Each record, in full, must be restated word for word.

[Entries taken from a collection]
-------------------------

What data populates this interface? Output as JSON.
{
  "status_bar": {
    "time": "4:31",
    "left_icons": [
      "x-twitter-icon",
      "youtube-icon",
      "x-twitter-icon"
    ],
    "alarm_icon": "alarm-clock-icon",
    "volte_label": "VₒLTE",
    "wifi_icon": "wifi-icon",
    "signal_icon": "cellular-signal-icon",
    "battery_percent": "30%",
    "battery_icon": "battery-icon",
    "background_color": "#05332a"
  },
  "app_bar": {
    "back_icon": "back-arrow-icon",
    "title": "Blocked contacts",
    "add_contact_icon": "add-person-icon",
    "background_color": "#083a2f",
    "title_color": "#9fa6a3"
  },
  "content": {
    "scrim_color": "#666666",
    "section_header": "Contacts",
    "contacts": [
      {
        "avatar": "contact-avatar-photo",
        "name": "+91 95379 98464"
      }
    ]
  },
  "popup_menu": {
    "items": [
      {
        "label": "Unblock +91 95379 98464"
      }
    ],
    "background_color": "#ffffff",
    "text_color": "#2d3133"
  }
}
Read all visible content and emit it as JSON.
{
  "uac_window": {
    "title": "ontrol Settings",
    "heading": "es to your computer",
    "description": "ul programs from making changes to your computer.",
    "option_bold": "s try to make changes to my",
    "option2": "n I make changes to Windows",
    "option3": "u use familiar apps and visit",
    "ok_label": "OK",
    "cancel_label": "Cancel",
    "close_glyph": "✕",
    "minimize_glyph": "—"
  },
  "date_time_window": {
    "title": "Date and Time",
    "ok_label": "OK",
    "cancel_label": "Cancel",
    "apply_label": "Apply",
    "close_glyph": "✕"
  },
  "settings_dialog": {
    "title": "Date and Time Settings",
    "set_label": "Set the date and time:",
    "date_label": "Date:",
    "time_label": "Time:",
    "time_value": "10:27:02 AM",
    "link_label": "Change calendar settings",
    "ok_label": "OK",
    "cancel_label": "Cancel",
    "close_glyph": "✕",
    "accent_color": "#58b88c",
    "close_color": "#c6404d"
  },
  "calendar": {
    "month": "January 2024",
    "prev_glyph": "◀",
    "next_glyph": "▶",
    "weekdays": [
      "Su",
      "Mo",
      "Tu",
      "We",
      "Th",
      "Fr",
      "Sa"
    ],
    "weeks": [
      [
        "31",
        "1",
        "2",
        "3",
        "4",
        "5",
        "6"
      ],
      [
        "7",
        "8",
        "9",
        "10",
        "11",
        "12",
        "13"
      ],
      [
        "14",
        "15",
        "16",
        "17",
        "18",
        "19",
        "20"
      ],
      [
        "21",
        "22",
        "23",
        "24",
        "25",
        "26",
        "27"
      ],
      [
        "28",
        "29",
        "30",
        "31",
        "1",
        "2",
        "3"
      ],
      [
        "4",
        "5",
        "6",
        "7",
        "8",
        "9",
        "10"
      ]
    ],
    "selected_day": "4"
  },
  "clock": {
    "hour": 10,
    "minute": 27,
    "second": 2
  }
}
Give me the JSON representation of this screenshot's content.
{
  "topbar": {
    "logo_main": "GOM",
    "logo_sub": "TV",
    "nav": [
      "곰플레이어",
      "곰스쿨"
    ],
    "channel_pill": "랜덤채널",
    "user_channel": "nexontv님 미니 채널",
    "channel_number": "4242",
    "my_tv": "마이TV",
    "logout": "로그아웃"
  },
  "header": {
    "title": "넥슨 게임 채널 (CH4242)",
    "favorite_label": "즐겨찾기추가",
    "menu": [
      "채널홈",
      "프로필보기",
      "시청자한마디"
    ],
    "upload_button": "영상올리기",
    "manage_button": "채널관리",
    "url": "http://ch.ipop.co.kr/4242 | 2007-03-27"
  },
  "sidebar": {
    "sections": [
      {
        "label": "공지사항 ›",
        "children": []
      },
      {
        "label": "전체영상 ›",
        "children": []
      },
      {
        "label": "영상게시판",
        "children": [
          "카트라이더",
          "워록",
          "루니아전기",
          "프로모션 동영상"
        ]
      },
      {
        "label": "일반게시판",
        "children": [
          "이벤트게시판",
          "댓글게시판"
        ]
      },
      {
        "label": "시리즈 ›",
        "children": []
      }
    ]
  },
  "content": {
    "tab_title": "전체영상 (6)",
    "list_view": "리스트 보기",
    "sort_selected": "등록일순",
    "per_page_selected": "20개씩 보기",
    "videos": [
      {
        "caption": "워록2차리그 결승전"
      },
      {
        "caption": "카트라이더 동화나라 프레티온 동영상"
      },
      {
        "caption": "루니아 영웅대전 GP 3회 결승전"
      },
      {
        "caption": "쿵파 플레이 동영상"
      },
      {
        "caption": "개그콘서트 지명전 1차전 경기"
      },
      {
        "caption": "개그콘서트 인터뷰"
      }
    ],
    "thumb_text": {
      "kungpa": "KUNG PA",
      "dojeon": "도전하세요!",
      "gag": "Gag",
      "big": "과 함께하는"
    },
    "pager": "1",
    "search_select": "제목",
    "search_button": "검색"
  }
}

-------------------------

COMPLETED TASK:
What data populates this interface? Output as JSON.
{
  "status_bar": {
    "time": "4:31",
    "left_icons": [
      "x-twitter-icon",
      "youtube-icon",
      "x-twitter-icon"
    ],
    "alarm_icon": "alarm-clock-icon",
    "volte_label": "VₒLTE",
    "wifi_icon": "wifi-icon",
    "signal_icon": "cellular-signal-icon",
    "battery_percent": "30%",
    "battery_icon": "battery-icon",
    "background_color": "#05332a"
  },
  "app_bar": {
    "back_icon": "back-arrow-icon",
    "title": "Blocked contacts",
    "add_contact_icon": "add-person-icon",
    "background_color": "#083a2f",
    "title_color": "#9fa6a3"
  },
  "content": {
    "scrim_color": "#666666",
    "section_header": "Contacts",
    "contacts": [
      {
        "avatar": "contact-avatar-photo",
        "name": "+91 95379 98464"
      }
    ]
  },
  "popup_menu": {
    "items": [
      {
        "label": "Unblock +91 95379 98464"
      }
    ],
    "background_color": "#ffffff",
    "text_color": "#2d3133"
  }
}
Read all visible content and emit it as JSON.
{
  "uac_window": {
    "title": "ontrol Settings",
    "heading": "es to your computer",
    "description": "ul programs from making changes to your computer.",
    "option_bold": "s try to make changes to my",
    "option2": "n I make changes to Windows",
    "option3": "u use familiar apps and visit",
    "ok_label": "OK",
    "cancel_label": "Cancel",
    "close_glyph": "✕",
    "minimize_glyph": "—"
  },
  "date_time_window": {
    "title": "Date and Time",
    "ok_label": "OK",
    "cancel_label": "Cancel",
    "apply_label": "Apply",
    "close_glyph": "✕"
  },
  "settings_dialog": {
    "title": "Date and Time Settings",
    "set_label": "Set the date and time:",
    "date_label": "Date:",
    "time_label": "Time:",
    "time_value": "10:27:02 AM",
    "link_label": "Change calendar settings",
    "ok_label": "OK",
    "cancel_label": "Cancel",
    "close_glyph": "✕",
    "accent_color": "#58b88c",
    "close_color": "#c6404d"
  },
  "calendar": {
    "month": "January 2024",
    "prev_glyph": "◀",
    "next_glyph": "▶",
    "weekdays": [
      "Su",
      "Mo",
      "Tu",
      "We",
      "Th",
      "Fr",
      "Sa"
    ],
    "weeks": [
      [
        "31",
        "1",
        "2",
        "3",
        "4",
        "5",
        "6"
      ],
      [
        "7",
        "8",
        "9",
        "10",
        "11",
        "12",
        "13"
      ],
      [
        "14",
        "15",
        "16",
        "17",
        "18",
        "19",
        "20"
      ],
      [
        "21",
        "22",
        "23",
        "24",
        "25",
        "26",
        "27"
      ],
      [
        "28",
        "29",
        "30",
        "31",
        "1",
        "2",
        "3"
      ],
      [
        "4",
        "5",
        "6",
        "7",
        "8",
        "9",
        "10"
      ]
    ],
    "selected_day": "4"
  },
  "clock": {
    "hour": 10,
    "minute": 27,
    "second": 2
  }
}
Give me the JSON representation of this screenshot's content.
{
  "topbar": {
    "logo_main": "GOM",
    "logo_sub": "TV",
    "nav": [
      "곰플레이어",
      "곰스쿨"
    ],
    "channel_pill": "랜덤채널",
    "user_channel": "nexontv님 미니 채널",
    "channel_number": "4242",
    "my_tv": "마이TV",
    "logout": "로그아웃"
  },
  "header": {
    "title": "넥슨 게임 채널 (CH4242)",
    "favorite_label": "즐겨찾기추가",
    "menu": [
      "채널홈",
      "프로필보기",
      "시청자한마디"
    ],
    "upload_button": "영상올리기",
    "manage_button": "채널관리",
    "url": "http://ch.ipop.co.kr/4242 | 2007-03-27"
  },
  "sidebar": {
    "sections": [
      {
        "label": "공지사항 ›",
        "children": []
      },
      {
        "label": "전체영상 ›",
        "children": []
      },
      {
        "label": "영상게시판",
        "children": [
          "카트라이더",
          "워록",
          "루니아전기",
          "프로모션 동영상"
        ]
      },
      {
        "label": "일반게시판",
        "children": [
          "이벤트게시판",
          "댓글게시판"
        ]
      },
      {
        "label": "시리즈 ›",
        "children": []
      }
    ]
  },
  "content": {
    "tab_title": "전체영상 (6)",
    "list_view": "리스트 보기",
    "sort_selected": "등록일순",
    "per_page_selected": "20개씩 보기",
    "videos": [
      {
        "caption": "워록2차리그 결승전"
      },
      {
        "caption": "카트라이더 동화나라 프레티온 동영상"
      },
      {
        "caption": "루니아 영웅대전 GP 3회 결승전"
      },
      {
        "caption": "쿵파 플레이 동영상"
      },
      {
        "caption": "개그콘서트 지명전 1차전 경기"
      },
      {
        "caption": "개그콘서트 인터뷰"
      }
    ],
    "thumb_text": {
      "kungpa": "KUNG PA",
      "dojeon": "도전하세요!",
      "gag": "Gag",
      "big": "과 함께하는"
    },
    "pager": "1",
    "search_select": "제목",
    "search_button": "검색"
  }
}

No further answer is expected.